Compared to last week things are somewhat slower, but still three new shows are arriving (once again, one of them is on Netflix) and Sundays are as busy as ever, especially with another block of returning HBO shows.
Monday, April 6
Basketball, or Something Else?
Turner Classic Movies has a nice bit of what could be interpreted as counter-programming against the NCAA championship tonight: Gentlemen Prefer Blondes, starring Jane Russell and Marilyn Monroe (8-9:45 pm), followed by Russell in Howard Hughes’s infamous Western The Outlaw (9:45-11:50 pm).
Tuesday, April 7
Behind the Story with the Paley Center (8-9 pm, Sundance)
The Paley Center for Media is an institution dedicated to promoting and preserving television. They host regular panel discussions with the casts and creators of some of the best and most popular shows on TV, and some of those panels have been filmed for this new series, which kicks off tonight with Parks and Recreation. (Think of it as an expanded version of Sundance’s The Writer’s Room.) This season will also feature The Big Bang Theory, Mad Men, Masters of Sex, The Mindy Project, and Orange Is the New Black.
Wednesday, April 8
The Last of the Mohicans (7:30-10 pm, BBC America)
If you can deal with the commercial breaks (or record it and skip them), Michael Mann’s take on James Fenimore Cooper’s 19th-century classic is lushly visual and features a great performance from Daniel Day-Lewis.
Thursday, April 9
The Comedians (10-10:30 pm, FX)
Most of the time I try to present the info for new shows impartially and allow readers to decide whether or not they want to invest time in them. In this case I already know I won’t be watching this new series about the behind-the-scenes goings-on at a late-night sketch comedy show. I don’t harbor any animosity toward Billy Crystal, but I don’t feel that enthusiastic about him either. On the other hand, I really can’t get past my dislike of Josh Gad. He’s probably a nice guy and my feelings are certainly subjective, but in the absence of being paid to watch TV, I’m not going to be able to disregard my opinion of him. (For what it’s worth, Entertainment Weekly gave it a B.)
Also tonight: following The Comedians is the season five premiere of Louie (10:30-11 pm, FX).
Friday, April 10
Netflix’s big bet on Marvel (or is it the other way around?) begins with a fresh take on the blind lawyer Matt Murdock and his fearless vigilante alter ego. If you’ve seen the trailer you know this is going to be quite a bit darker and grittier than any of the movies or TV series that have come out of Marvel in the past decade, which is probably why it’s running on Netflix.
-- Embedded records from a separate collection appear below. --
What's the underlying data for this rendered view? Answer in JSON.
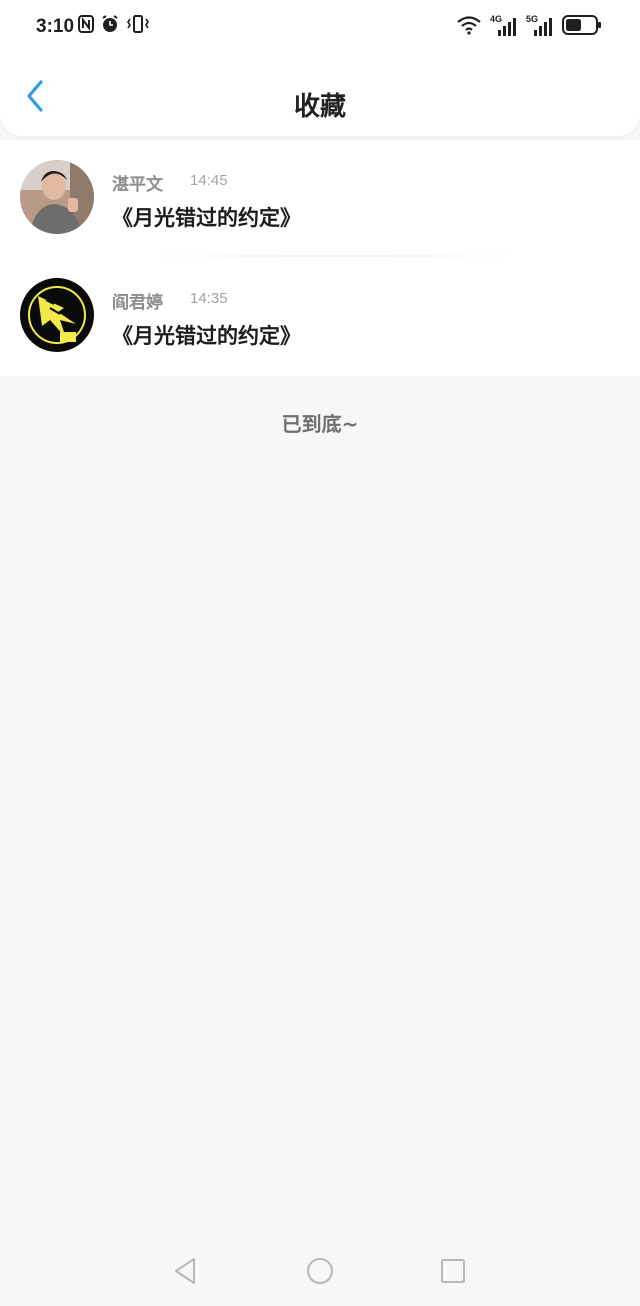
{
  "status_bar": {
    "time": "3:10",
    "left_icons": [
      "nfc-icon",
      "alarm-icon",
      "vibrate-icon"
    ],
    "right_icons": [
      "wifi-icon",
      "signal-4g-icon",
      "signal-5g-icon",
      "battery-icon"
    ],
    "net_4g": "4G",
    "net_5g": "5G"
  },
  "header": {
    "title": "收藏",
    "back_icon": "chevron-left-icon",
    "accent_color": "#2a9bf0"
  },
  "favorites": [
    {
      "username": "湛平文",
      "time": "14:45",
      "title": "《月光错过的约定》"
    },
    {
      "username": "阎君婷",
      "time": "14:35",
      "title": "《月光错过的约定》"
    }
  ],
  "end_text": "已到底~",
  "nav_bar": {
    "buttons": [
      "back-triangle-icon",
      "home-circle-icon",
      "recents-square-icon"
    ]
  }
}
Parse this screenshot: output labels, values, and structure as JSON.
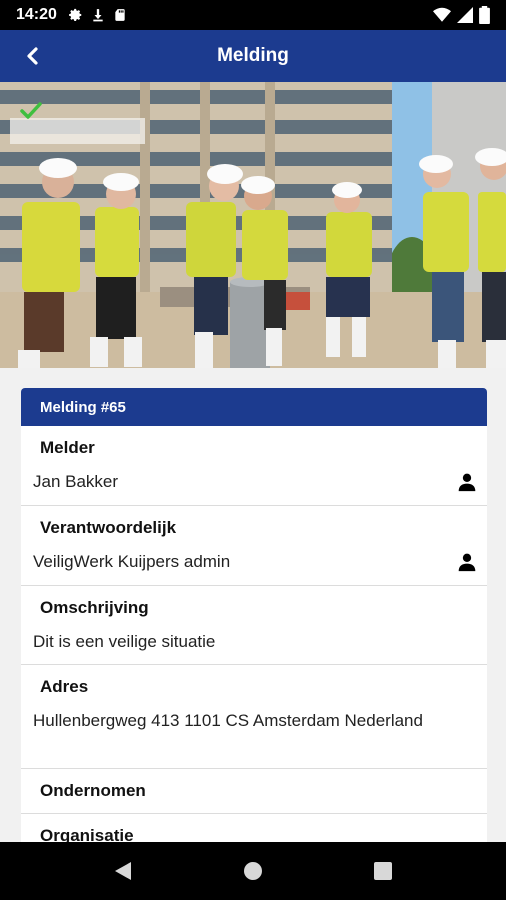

Charlie Cox, Deborah Ann Woll, Elden Henson, Rosario Dawson, and Vincent D’Onofrio headline the cast. Following Daredevil on Netflix over the next year or two will be series about Jessica Jones, Iron Fist, and Luke Cage, then the four will come together in a Defenders miniseries.
Saturday, April 11
Viewer’s Choice: Sports
There’s a NASCAR race on Fox (7-11:30 pm; that’s a long race) and boxing on NBC (8:30-11 pm). If your tastes run more toward classic cinema, I suggest 1974’s Alice Doesn’t Live Here Anymore, an early directorial effort by Martin Scorsese starring Ellen Burstyn (who won an Oscar for her performance) and Kris Kristofferson. It’s also the source material for the 1976-85 CBS sitcom (8-10:15 pm, Turner Classic Movies).
Sunday, April 12
All HBO, All the Time
The lineup: season premieres of Game of Thrones (season five, 9-10 pm); Silicon Valley (season two, 10-10:30 pm); and Veep (season four, 10:30-11 pm).
Also tonight: I sort of feel bad for Showtime and Nurse Jackie, which is returning tonight for its seventh and final season (9-9:30 pm). You’d think someone in programming would have suggested not scheduling against GoT, but with multiple showings of each episode I suppose it doesn’t matter as much.
Netflix Streaming Pick
At the risk of sounding like a shill (this is not sponsored, and I have no particular affection for Comcast), there is a nice bonus this week if you happen to be a Comcast cable customer. The Watchathon runs all this week, Monday through Sunday, and allows cable subscribers to enjoy all the programming that is normally available only to those who pay for premium channels like HBO, Showtime, Cinemax, and Starz, as well as content from regular channels. For people who don’t have access to the premium channels it’s an excellent way to catch up on shows you wanted to see but couldn’t. Shows are available online or on-demand. Last year I watched the first two seasons of Veep and fell in love with it immediately. This year I plan to watch season three, then I can’t decide how to spend the rest of my time: True Detective, Silicon Valley, The Knick, The Affair…?
(Note: this information is accurate as of publication time, but programming is subject to change at the discretion of channels, providers, and networks. All times listed are Eastern time.)